Top of Data

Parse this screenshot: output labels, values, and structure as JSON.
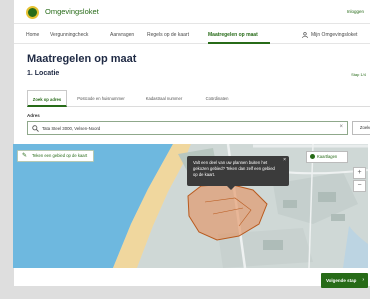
{
  "header": {
    "brand": "Omgevingsloket",
    "login": "Inloggen"
  },
  "nav": {
    "items": [
      {
        "label": "Home"
      },
      {
        "label": "Vergunningcheck"
      },
      {
        "label": "Aanvragen"
      },
      {
        "label": "Regels op de kaart"
      },
      {
        "label": "Maatregelen op maat"
      }
    ],
    "active_index": 4,
    "account_label": "Mijn Omgevingsloket"
  },
  "main": {
    "title": "Maatregelen op maat",
    "step_title": "1. Locatie",
    "step_count": "Stap 1/4",
    "tabs": [
      {
        "label": "Zoek op adres"
      },
      {
        "label": "Postcode en huisnummer"
      },
      {
        "label": "Kadastraal nummer"
      },
      {
        "label": "Coördinaten"
      }
    ],
    "address_label": "Adres",
    "address_value": "Tata Steel 3000, Velsen-Noord",
    "search_button": "Zoeken"
  },
  "map": {
    "draw_button": "Teken een gebied op de kaart",
    "tooltip_text": "Valt een deel van uw plannen buiten het gekozen gebied? Teken dan zelf een gebied op de kaart.",
    "layers_button": "Kaartlagen"
  },
  "footer": {
    "next_button": "Volgende stap"
  },
  "colors": {
    "brand": "#276b18",
    "accent": "#e6c233",
    "highlight": "#e5905c"
  }
}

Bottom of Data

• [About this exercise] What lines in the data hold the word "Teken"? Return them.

• [Answer section]
    "draw_button": "Teken een gebied op de kaart",
    "tooltip_text": "Valt een deel van uw plannen buiten het gekozen gebied? Teken dan zelf een gebied op de kaart.",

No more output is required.